has filed an objection to the bankruptcy plan of Holley Performance Products.
The IRS said the court should delay confirming Holley’s Chapter 11
bankruptcy plan so the IRS can have more time to "consider whether its
claims are being treated fairly" and examine claims it may hold against
the company, according to recent Daily News reports.
In an objection filed by the IRS earlier said that the IRS is willing to waive its objection if Holley
inserts language into its reorganization plan that would allow "claims
to pass through the present case with no alteration of legal or
equitable rights," stated the report.
The Daily News report said that Holley Chief Financial Officer Tom Tomlinson called the objection a "placeholder" in an e-mail to DN.

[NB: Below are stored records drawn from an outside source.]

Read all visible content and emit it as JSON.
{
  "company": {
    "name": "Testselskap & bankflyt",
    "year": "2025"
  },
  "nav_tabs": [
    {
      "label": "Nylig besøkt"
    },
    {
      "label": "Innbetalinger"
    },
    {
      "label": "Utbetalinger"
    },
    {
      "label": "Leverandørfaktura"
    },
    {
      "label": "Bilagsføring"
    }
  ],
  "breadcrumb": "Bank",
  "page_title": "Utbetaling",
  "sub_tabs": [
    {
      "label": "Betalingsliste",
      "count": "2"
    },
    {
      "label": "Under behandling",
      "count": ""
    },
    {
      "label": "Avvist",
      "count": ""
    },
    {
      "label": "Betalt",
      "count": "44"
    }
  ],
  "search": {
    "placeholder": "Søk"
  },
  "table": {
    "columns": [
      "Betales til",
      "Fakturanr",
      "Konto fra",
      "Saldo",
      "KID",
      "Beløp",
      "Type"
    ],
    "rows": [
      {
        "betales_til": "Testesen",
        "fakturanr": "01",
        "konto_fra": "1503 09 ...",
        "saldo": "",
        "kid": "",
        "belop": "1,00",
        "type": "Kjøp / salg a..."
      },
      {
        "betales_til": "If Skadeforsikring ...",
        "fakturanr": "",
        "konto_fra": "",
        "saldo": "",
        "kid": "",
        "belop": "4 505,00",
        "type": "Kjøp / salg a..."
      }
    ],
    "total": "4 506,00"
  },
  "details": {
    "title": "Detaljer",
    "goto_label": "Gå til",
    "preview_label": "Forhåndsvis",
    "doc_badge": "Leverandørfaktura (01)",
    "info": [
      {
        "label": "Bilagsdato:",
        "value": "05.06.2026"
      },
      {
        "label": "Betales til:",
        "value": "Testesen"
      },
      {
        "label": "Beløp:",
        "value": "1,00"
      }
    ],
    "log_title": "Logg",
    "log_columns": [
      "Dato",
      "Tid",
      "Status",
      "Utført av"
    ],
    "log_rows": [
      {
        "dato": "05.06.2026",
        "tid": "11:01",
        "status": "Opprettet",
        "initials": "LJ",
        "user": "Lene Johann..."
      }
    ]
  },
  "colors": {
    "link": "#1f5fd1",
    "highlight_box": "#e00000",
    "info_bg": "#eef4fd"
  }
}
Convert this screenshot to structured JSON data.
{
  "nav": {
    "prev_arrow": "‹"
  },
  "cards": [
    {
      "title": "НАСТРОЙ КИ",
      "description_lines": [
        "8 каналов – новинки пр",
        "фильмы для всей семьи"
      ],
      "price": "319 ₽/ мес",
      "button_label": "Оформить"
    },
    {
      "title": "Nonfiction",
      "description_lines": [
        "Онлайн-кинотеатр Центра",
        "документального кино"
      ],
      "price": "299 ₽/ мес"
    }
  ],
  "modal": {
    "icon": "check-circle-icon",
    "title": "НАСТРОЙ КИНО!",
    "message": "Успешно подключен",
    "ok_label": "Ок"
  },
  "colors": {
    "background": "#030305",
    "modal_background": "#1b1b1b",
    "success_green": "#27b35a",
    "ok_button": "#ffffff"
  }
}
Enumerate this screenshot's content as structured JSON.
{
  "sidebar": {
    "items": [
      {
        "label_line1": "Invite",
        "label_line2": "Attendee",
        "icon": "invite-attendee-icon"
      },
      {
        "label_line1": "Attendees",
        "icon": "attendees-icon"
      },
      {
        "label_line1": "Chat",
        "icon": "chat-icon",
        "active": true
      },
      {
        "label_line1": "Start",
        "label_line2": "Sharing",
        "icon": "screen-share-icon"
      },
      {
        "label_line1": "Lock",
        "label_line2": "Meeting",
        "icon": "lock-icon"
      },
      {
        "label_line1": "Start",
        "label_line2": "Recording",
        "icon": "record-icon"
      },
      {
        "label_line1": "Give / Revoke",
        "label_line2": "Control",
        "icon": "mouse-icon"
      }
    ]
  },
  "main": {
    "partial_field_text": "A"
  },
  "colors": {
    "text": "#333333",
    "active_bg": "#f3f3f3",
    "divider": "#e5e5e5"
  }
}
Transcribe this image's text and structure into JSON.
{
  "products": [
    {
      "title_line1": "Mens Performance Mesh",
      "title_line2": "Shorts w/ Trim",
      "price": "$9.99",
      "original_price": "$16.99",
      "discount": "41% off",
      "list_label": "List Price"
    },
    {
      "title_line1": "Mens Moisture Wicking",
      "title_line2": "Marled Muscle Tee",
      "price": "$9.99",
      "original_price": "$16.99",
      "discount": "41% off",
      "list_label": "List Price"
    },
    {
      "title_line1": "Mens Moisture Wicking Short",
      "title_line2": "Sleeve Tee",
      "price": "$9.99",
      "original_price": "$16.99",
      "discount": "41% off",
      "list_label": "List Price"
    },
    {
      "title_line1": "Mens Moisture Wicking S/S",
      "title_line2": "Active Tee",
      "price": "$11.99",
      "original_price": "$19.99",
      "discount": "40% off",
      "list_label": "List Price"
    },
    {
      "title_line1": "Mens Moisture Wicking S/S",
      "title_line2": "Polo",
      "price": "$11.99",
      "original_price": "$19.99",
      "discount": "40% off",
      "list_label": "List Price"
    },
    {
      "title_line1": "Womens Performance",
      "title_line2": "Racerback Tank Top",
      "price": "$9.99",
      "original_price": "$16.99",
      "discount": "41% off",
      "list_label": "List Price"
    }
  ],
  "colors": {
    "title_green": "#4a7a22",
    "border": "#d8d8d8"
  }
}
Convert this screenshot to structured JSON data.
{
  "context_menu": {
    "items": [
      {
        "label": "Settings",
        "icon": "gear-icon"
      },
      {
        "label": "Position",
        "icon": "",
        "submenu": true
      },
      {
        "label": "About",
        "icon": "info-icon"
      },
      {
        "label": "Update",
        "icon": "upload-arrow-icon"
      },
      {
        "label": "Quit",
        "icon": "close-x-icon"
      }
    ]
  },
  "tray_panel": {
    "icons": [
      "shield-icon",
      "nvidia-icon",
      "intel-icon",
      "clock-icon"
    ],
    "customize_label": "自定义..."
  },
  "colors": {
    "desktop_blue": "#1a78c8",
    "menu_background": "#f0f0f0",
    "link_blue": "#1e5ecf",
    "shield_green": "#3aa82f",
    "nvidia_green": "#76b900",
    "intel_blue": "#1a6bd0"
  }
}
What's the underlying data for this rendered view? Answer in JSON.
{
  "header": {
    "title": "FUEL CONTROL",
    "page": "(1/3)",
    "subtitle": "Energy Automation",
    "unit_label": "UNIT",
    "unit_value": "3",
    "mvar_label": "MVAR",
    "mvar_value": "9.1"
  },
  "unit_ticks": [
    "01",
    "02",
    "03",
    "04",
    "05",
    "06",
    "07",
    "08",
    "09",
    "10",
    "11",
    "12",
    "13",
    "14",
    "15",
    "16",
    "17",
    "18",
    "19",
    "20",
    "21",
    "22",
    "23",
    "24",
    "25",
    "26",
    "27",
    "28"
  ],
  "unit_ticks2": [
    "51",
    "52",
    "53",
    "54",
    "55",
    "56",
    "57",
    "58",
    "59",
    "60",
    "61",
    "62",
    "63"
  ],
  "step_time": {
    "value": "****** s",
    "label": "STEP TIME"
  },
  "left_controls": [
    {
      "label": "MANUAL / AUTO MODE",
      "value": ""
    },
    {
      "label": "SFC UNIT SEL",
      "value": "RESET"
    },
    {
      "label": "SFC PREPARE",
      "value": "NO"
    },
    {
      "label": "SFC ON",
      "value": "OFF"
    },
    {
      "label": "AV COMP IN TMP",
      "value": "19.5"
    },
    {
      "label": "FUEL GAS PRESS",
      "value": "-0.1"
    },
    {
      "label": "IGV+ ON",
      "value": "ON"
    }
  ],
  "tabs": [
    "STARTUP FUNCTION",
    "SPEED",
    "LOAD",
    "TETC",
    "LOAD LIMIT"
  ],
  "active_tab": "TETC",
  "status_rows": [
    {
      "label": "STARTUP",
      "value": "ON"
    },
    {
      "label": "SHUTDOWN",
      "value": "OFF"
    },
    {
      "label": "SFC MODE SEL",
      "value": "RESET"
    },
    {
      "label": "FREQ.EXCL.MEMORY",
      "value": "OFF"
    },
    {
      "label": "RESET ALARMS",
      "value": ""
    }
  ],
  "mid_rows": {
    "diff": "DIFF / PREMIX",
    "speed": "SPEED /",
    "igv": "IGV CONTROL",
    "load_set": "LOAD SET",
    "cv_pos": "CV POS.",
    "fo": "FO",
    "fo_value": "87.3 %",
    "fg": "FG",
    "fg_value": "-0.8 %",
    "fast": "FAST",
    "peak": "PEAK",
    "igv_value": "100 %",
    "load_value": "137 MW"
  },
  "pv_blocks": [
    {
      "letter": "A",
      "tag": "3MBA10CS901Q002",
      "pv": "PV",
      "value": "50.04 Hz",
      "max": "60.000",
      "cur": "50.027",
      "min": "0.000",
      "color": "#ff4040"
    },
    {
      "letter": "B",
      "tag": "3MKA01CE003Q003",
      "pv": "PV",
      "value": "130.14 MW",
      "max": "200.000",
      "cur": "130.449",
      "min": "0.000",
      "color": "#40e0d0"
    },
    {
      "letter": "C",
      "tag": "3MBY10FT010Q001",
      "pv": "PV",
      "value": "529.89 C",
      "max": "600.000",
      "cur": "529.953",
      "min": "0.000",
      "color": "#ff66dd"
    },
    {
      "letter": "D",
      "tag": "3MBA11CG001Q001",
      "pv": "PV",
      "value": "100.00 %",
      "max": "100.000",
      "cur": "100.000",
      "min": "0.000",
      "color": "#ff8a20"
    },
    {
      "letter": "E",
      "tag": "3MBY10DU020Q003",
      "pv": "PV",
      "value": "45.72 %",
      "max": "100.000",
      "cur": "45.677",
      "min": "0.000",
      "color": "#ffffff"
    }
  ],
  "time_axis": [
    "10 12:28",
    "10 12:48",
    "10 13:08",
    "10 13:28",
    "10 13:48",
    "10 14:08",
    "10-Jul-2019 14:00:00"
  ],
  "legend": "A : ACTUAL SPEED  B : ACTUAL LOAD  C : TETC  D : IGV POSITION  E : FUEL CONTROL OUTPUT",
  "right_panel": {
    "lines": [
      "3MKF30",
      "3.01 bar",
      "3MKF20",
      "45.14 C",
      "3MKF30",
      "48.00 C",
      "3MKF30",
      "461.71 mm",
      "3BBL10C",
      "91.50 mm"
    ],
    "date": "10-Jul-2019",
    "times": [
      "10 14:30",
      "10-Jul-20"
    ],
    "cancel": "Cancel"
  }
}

"IRS attorneys do this kind of thing to ‘preserve their rights,’ "
Tomlinson wrote DN. "To my knowledge, there are no back taxes, and I am
confident that even if we’ve missed something, it would be
insignificant. All taxes will be paid in the normal course of business
under the plan."
Holley’s bankruptcy restructuring plan will be considered by Judge
Peter J. Walsh of the U.S. Bankruptcy Court in Wilmington, DE on March 19.
Holley filed for bankruptcy protection and released its
reorganization plan on Feb. 11. The company listed assets of $106 million and
liabilities of $243 million on its Jan. 28 balance sheet. Court
documents show Holley’s majority shareholder, funds managed by Kohlberg
& Co., stopped giving the company the cash it needed to make
interest payments on its debt last year, causing a default on its
second lien and unsecured notes in September.
Tomlinson said last month that customers, suppliers and almost 600
Holley employees will not be affected by the restructuring, which
includes converting its debt into equity by canceling out Holley’s old
capital structure and formally establishing a new one.
According to Tomlinson, the restructuring will cut Holley’s debt by
about $100 million, wiping out equity held by Kohlberg & Co.
Under the reorganization plan, Holley would give ownership of 90
percent of the company to holders of $146 million worth of 12.5 percent
second lien secured notes due 2009. The second lien debt holders would
also get $50 million in new notes, according to court documents.
Bondholders that own Holley’s $4.2 million 12.25 percent senior
unsecured notes are slated to get either $100 in cash for each $1,000
worth of bonds, or warrants to purchase equity in the reorganized
Earlier this month, Holley received permission from Walsh to use
its $60 million loan from Wells Fargo Foothill Inc. and other lenders
to finance the restructuring. Holley agreed to pay off lenders’
pre-bankruptcy claims and will use the remaining cash to finance
operations, according to court documents.
As part of Holley’s Chapter 11 reorganization, the loan will convert to $65 million that will fund its exit from bankruptcy.
After the restructuring, Holley’s debt levels will improve,
Tomlinson said, from its historically over-leveraged position in the
past decade. As the restructuring frees up Holley’s cash flow and
significantly reduces the amount of interest it pays to service its
debt, the company said it is poised to take advantage of future growth
opportunities with additional acquisitions.